Alcohol and honesty

While many men drink alcohol in moderation or not at all, many of us drink too much. Despite recent news that women are now almost matching men in alcohol consumption globally, that’s almost entirely due to women drinking more, not men drinking less.  And men still consume more than women.

A curious development reported over the last few years has been the emergence of studies which show the risk of harmful drinking higher among middle class adults over 50 in the UK. To be clear, many people from all backgrounds can drink too much, but this trend has shown that even with continual availability of alcohol information, some people are throwing caution to the wind in later life.

We might not want to recognise or talk about it.  Equally, many men see drinking as a crucial part of a relaxing and fun lifestyle, and see the health costs as worth paying.  It is your life and your choice – and we’re not here to preach if you have understood the risks, and accepted the potential impact on others as well as yourself.  But given the health risks, it’s important that we are all knowledgeable about the long-term health impacts of alcohol so we can at least make informed decisions.

For guys who would like to know more, here are the facts.  You can develop a whole range of serious illness after 10 to 20 years of regularly drinking more than 14 units a week, including:

(Source: NHS Live well)

That’s aside from any immediate effects many of us will be familiar with the morning after!

So, if you’re looking to better manage or cut down the amount of alcohol you consume, here are some useful tips, drawn from Drinkwise  and NHS Live well:

  • Know how much you are drinking. Counting up the units you consume in a week can help you either see a need to cut down, or reassure yourself that you are drinking in moderation.  Drinkwise have a simple unit calculator you can use based on standard drinks.
  • Have several alcohol-free days a week
  • Go for a smaller drink – such as a smaller glass of wine or a bottled beer rather than a pint
  • Choose a lower-strength drink, such as a low-alcohol beer or wine (ABV in %, shown on the bottle)
  • Stay hydrated, by drinking water before and inbetween alcoholic drinks
  • If you are concerned about your drinking overall, make a plan on how you are going to limit your drinking, and ask your friends and family to help support you to stick with it.

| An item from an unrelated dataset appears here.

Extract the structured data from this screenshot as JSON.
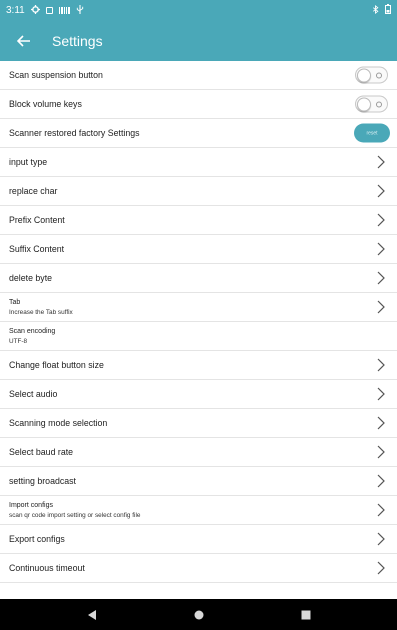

Drinking in moderation can have a range of short- and long-term health benefits, so it is worth all of us taking an honest look at the amount we drink and seeing how we may be able to cut down.  If you’re interested in more information or support in how to cut down, in addition to the links above you can check out Alcohol Concern’s information here.